[Recorded data]
#####

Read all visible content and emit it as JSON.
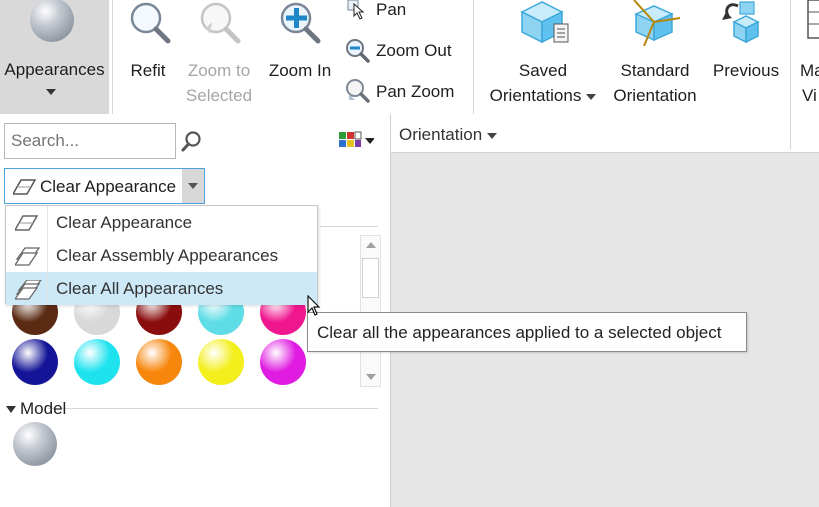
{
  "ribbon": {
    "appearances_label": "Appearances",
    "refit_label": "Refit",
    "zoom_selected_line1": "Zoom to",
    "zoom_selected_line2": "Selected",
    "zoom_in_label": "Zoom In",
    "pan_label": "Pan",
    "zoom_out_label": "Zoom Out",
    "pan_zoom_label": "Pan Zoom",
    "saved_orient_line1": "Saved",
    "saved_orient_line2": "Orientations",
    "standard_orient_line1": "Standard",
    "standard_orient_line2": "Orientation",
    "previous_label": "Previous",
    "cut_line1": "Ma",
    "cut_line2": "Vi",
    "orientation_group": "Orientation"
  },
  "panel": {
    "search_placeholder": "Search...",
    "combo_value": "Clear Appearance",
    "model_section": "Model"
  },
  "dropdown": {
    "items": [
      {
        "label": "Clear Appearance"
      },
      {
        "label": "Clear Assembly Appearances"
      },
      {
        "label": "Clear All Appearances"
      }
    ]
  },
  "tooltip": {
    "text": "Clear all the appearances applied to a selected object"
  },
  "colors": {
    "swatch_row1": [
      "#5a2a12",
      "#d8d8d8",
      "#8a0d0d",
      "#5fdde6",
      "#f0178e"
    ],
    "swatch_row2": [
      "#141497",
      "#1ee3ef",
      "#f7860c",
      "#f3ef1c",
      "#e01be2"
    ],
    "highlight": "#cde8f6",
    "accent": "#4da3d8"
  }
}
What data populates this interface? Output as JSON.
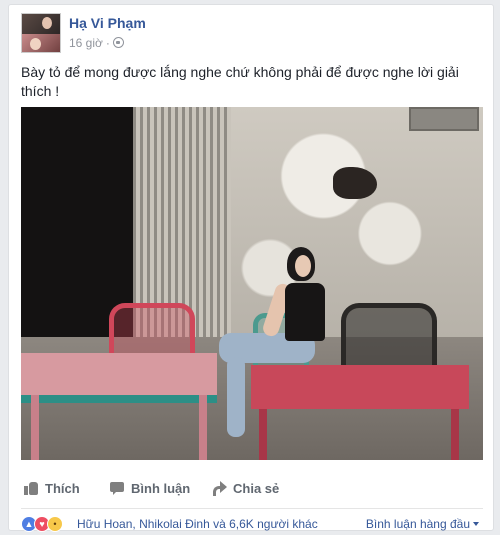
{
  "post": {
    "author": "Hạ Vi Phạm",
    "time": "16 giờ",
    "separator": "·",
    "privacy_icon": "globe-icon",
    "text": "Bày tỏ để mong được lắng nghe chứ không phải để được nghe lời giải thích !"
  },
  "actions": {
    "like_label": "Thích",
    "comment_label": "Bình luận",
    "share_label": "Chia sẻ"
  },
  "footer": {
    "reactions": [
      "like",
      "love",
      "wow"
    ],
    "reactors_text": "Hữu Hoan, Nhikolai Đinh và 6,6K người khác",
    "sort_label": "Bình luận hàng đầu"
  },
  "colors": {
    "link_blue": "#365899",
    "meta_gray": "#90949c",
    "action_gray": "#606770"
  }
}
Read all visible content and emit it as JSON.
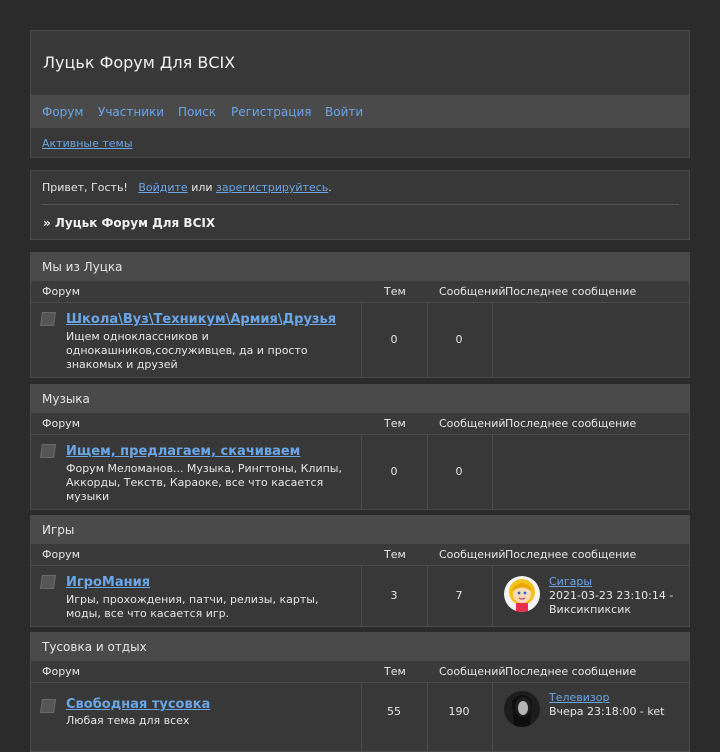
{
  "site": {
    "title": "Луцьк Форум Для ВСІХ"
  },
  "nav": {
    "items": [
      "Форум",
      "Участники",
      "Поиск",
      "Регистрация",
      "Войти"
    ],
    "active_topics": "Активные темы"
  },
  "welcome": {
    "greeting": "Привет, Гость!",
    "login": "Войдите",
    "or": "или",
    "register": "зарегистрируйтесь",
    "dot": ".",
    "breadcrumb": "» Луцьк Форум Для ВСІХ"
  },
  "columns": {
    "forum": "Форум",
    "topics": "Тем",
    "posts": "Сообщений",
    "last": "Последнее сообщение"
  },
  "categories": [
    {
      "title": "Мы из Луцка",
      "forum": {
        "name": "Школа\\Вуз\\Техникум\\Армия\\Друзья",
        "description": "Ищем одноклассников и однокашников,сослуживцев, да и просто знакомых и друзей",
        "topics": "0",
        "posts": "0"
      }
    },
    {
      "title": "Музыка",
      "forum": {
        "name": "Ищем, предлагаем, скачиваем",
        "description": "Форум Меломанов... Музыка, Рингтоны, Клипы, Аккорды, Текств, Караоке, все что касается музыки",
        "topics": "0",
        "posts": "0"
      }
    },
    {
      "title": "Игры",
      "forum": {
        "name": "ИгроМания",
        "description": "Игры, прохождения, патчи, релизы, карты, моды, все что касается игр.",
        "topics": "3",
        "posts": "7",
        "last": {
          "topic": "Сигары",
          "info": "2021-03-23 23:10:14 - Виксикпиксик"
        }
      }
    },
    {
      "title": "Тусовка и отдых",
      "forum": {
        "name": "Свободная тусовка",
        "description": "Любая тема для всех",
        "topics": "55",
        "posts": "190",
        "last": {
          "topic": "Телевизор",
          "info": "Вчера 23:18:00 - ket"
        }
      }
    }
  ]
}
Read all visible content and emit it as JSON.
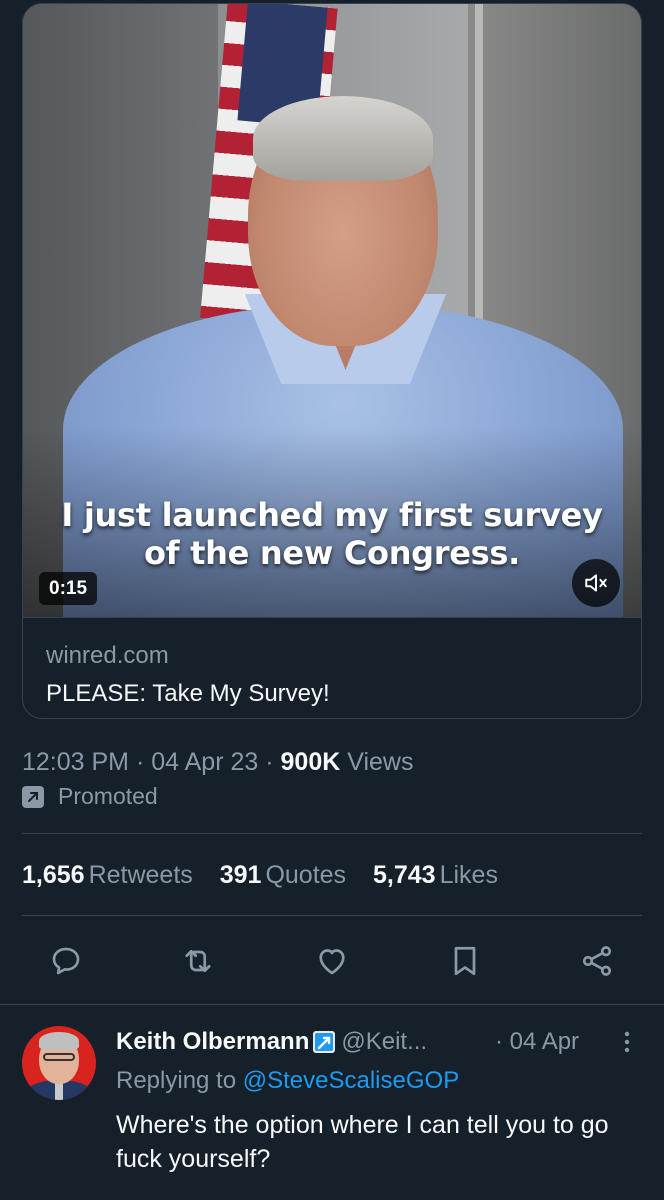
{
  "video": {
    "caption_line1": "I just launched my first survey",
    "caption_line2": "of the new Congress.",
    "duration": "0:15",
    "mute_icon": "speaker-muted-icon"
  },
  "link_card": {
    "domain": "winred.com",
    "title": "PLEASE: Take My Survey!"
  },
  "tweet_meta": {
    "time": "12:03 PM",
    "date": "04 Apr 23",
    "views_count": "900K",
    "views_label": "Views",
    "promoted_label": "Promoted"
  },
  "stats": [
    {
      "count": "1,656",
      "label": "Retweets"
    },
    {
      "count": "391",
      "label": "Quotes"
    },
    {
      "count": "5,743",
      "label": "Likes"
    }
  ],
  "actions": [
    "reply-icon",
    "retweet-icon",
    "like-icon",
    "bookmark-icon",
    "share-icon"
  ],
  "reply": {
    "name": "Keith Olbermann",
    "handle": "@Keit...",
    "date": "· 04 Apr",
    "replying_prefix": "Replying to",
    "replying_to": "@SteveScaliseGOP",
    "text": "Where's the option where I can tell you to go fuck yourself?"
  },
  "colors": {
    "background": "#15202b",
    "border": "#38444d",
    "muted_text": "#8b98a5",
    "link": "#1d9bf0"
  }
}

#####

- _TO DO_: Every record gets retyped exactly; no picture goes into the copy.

- _SOLUTION TO THIS PROBLEM_:
Read all visible content and emit it as JSON.
{
  "ribbon": {
    "appearances_label": "Appearances",
    "refit_label": "Refit",
    "zoom_selected_line1": "Zoom to",
    "zoom_selected_line2": "Selected",
    "zoom_in_label": "Zoom In",
    "pan_label": "Pan",
    "zoom_out_label": "Zoom Out",
    "pan_zoom_label": "Pan Zoom",
    "saved_orient_line1": "Saved",
    "saved_orient_line2": "Orientations",
    "standard_orient_line1": "Standard",
    "standard_orient_line2": "Orientation",
    "previous_label": "Previous",
    "cut_line1": "Ma",
    "cut_line2": "Vi",
    "orientation_group": "Orientation"
  },
  "panel": {
    "search_placeholder": "Search...",
    "combo_value": "Clear Appearance",
    "model_section": "Model"
  },
  "dropdown": {
    "items": [
      {
        "label": "Clear Appearance"
      },
      {
        "label": "Clear Assembly Appearances"
      },
      {
        "label": "Clear All Appearances"
      }
    ]
  },
  "tooltip": {
    "text": "Clear all the appearances applied to a selected object"
  },
  "colors": {
    "swatch_row1": [
      "#5a2a12",
      "#d8d8d8",
      "#8a0d0d",
      "#5fdde6",
      "#f0178e"
    ],
    "swatch_row2": [
      "#141497",
      "#1ee3ef",
      "#f7860c",
      "#f3ef1c",
      "#e01be2"
    ],
    "highlight": "#cde8f6",
    "accent": "#4da3d8"
  }
}
What data populates this interface? Output as JSON.
{
  "post": {
    "author": "Hạ Vi Phạm",
    "time": "16 giờ",
    "separator": "·",
    "privacy_icon": "globe-icon",
    "text": "Bày tỏ để mong được lắng nghe chứ không phải để được nghe lời giải thích !"
  },
  "actions": {
    "like_label": "Thích",
    "comment_label": "Bình luận",
    "share_label": "Chia sẻ"
  },
  "footer": {
    "reactions": [
      "like",
      "love",
      "wow"
    ],
    "reactors_text": "Hữu Hoan, Nhikolai Đinh và 6,6K người khác",
    "sort_label": "Bình luận hàng đầu"
  },
  "colors": {
    "link_blue": "#365899",
    "meta_gray": "#90949c",
    "action_gray": "#606770"
  }
}
Read all visible content and emit it as JSON.
{
  "site": {
    "title": "Луцьк Форум Для ВСІХ"
  },
  "nav": {
    "items": [
      "Форум",
      "Участники",
      "Поиск",
      "Регистрация",
      "Войти"
    ],
    "active_topics": "Активные темы"
  },
  "welcome": {
    "greeting": "Привет, Гость!",
    "login": "Войдите",
    "or": "или",
    "register": "зарегистрируйтесь",
    "dot": ".",
    "breadcrumb": "» Луцьк Форум Для ВСІХ"
  },
  "columns": {
    "forum": "Форум",
    "topics": "Тем",
    "posts": "Сообщений",
    "last": "Последнее сообщение"
  },
  "categories": [
    {
      "title": "Мы из Луцка",
      "forum": {
        "name": "Школа\\Вуз\\Техникум\\Армия\\Друзья",
        "description": "Ищем одноклассников и однокашников,сослуживцев, да и просто знакомых и друзей",
        "topics": "0",
        "posts": "0"
      }
    },
    {
      "title": "Музыка",
      "forum": {
        "name": "Ищем, предлагаем, скачиваем",
        "description": "Форум Меломанов... Музыка, Рингтоны, Клипы, Аккорды, Текств, Караоке, все что касается музыки",
        "topics": "0",
        "posts": "0"
      }
    },
    {
      "title": "Игры",
      "forum": {
        "name": "ИгроМания",
        "description": "Игры, прохождения, патчи, релизы, карты, моды, все что касается игр.",
        "topics": "3",
        "posts": "7",
        "last": {
          "topic": "Сигары",
          "info": "2021-03-23 23:10:14 - Виксикпиксик"
        }
      }
    },
    {
      "title": "Тусовка и отдых",
      "forum": {
        "name": "Свободная тусовка",
        "description": "Любая тема для всех",
        "topics": "55",
        "posts": "190",
        "last": {
          "topic": "Телевизор",
          "info": "Вчера 23:18:00 - ket"
        }
      }
    }
  ]
}
Read all visible content and emit it as JSON.
{
  "video": {
    "caption_line1": "I just launched my first survey",
    "caption_line2": "of the new Congress.",
    "duration": "0:15",
    "mute_icon": "speaker-muted-icon"
  },
  "link_card": {
    "domain": "winred.com",
    "title": "PLEASE: Take My Survey!"
  },
  "tweet_meta": {
    "time": "12:03 PM",
    "date": "04 Apr 23",
    "views_count": "900K",
    "views_label": "Views",
    "promoted_label": "Promoted"
  },
  "stats": [
    {
      "count": "1,656",
      "label": "Retweets"
    },
    {
      "count": "391",
      "label": "Quotes"
    },
    {
      "count": "5,743",
      "label": "Likes"
    }
  ],
  "actions": [
    "reply-icon",
    "retweet-icon",
    "like-icon",
    "bookmark-icon",
    "share-icon"
  ],
  "reply": {
    "name": "Keith Olbermann",
    "handle": "@Keit...",
    "date": "· 04 Apr",
    "replying_prefix": "Replying to",
    "replying_to": "@SteveScaliseGOP",
    "text": "Where's the option where I can tell you to go fuck yourself?"
  },
  "colors": {
    "background": "#15202b",
    "border": "#38444d",
    "muted_text": "#8b98a5",
    "link": "#1d9bf0"
  }
}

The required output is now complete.